Hi, Ray - thanks for your support! So Eymund Diegel, from the NYC Public Lab chapter, posted a reading about spectral analysis of nitrogen levels based on visible-light spectroscopy: http://www.csir.co.za/enews/2012_july/16.html
It doesn't mention specific wavelengths, but i bet there is a lot of data on this in the literature. I'm eager to explore it. I don't know about amino acid profiles or sulfur content but the "desktop" spec kit goes up to 800-1000 nanometers, so if you know how to put that to use, we'd love to hear more.
So I think I was lucky enough to be the person whose pledge put this project over the top. I am interested in spectral analysis in my work of advising poor subsistence farmers in Africa on how to improve their soils and crops. ..and hence their family food security. It would be wonderful if one of these specs could determine the amino acid profile in a bean or wheat grain (especially cycteine and methionine). Also of great interest would be the total sulfur content of crop leaves (say 0.15 vs. 0.20% of dry weight in a corn leaf). Finally, the water content of soil. Any chance they have the wavelengths (NIR) and resolution for these types of analyses? It would let us identify which fields or crops could benefit from sulfur containing amendments - a nutrient largely ignored to date and widely deficient in Africa.
Wow, that's great! The one main reason that I'm backing this is that I'd like to try this system out and work on amateur astrospectrology.
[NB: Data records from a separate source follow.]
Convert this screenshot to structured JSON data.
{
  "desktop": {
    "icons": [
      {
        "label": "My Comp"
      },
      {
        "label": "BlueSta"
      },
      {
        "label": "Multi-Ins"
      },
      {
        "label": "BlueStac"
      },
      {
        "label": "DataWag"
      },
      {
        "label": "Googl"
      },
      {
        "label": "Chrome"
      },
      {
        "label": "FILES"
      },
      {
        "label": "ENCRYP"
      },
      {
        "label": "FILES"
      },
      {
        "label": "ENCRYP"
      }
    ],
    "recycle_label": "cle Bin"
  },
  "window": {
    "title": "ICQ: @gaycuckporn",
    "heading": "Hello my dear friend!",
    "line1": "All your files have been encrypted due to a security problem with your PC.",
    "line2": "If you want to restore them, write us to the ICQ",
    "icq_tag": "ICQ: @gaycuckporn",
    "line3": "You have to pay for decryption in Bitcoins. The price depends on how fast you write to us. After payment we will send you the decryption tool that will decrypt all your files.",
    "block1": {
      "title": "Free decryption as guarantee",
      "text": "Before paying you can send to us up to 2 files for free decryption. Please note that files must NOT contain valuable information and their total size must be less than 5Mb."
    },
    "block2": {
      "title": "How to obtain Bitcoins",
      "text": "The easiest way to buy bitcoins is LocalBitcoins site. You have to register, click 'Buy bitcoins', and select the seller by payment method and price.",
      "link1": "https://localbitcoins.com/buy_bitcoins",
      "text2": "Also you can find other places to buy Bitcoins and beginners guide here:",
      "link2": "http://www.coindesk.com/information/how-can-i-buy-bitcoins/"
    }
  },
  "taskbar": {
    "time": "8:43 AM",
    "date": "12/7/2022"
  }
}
It'd be very cool if I can couple a fiber optic cable from an eyepiece to the spectrometer and make readings.